__Task description__: Retype the whole of the data exactly.

[Excerpts from an interface dataset]
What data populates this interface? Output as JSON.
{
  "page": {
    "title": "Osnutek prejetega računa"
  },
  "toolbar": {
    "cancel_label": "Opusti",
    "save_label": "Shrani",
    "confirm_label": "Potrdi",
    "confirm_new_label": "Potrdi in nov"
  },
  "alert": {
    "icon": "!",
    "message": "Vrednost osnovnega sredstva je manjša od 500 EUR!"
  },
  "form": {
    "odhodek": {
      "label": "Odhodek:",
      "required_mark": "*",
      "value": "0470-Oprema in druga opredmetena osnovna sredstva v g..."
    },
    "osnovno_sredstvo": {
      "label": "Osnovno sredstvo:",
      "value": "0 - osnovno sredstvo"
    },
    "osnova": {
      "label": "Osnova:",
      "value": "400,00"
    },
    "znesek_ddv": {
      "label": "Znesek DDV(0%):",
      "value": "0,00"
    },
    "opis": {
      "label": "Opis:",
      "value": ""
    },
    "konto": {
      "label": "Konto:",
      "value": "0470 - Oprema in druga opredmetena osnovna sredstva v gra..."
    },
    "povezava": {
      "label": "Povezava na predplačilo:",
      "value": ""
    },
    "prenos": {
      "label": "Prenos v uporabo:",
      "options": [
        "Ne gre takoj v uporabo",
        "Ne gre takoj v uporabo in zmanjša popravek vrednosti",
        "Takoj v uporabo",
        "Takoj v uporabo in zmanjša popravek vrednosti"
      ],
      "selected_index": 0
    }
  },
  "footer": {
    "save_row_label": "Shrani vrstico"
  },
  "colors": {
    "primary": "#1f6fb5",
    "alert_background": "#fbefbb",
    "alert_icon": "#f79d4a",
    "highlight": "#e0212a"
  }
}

__Response to the task__:
What data populates this interface? Output as JSON.
{
  "page": {
    "title": "Osnutek prejetega računa"
  },
  "toolbar": {
    "cancel_label": "Opusti",
    "save_label": "Shrani",
    "confirm_label": "Potrdi",
    "confirm_new_label": "Potrdi in nov"
  },
  "alert": {
    "icon": "!",
    "message": "Vrednost osnovnega sredstva je manjša od 500 EUR!"
  },
  "form": {
    "odhodek": {
      "label": "Odhodek:",
      "required_mark": "*",
      "value": "0470-Oprema in druga opredmetena osnovna sredstva v g..."
    },
    "osnovno_sredstvo": {
      "label": "Osnovno sredstvo:",
      "value": "0 - osnovno sredstvo"
    },
    "osnova": {
      "label": "Osnova:",
      "value": "400,00"
    },
    "znesek_ddv": {
      "label": "Znesek DDV(0%):",
      "value": "0,00"
    },
    "opis": {
      "label": "Opis:",
      "value": ""
    },
    "konto": {
      "label": "Konto:",
      "value": "0470 - Oprema in druga opredmetena osnovna sredstva v gra..."
    },
    "povezava": {
      "label": "Povezava na predplačilo:",
      "value": ""
    },
    "prenos": {
      "label": "Prenos v uporabo:",
      "options": [
        "Ne gre takoj v uporabo",
        "Ne gre takoj v uporabo in zmanjša popravek vrednosti",
        "Takoj v uporabo",
        "Takoj v uporabo in zmanjša popravek vrednosti"
      ],
      "selected_index": 0
    }
  },
  "footer": {
    "save_row_label": "Shrani vrstico"
  },
  "colors": {
    "primary": "#1f6fb5",
    "alert_background": "#fbefbb",
    "alert_icon": "#f79d4a",
    "highlight": "#e0212a"
  }
}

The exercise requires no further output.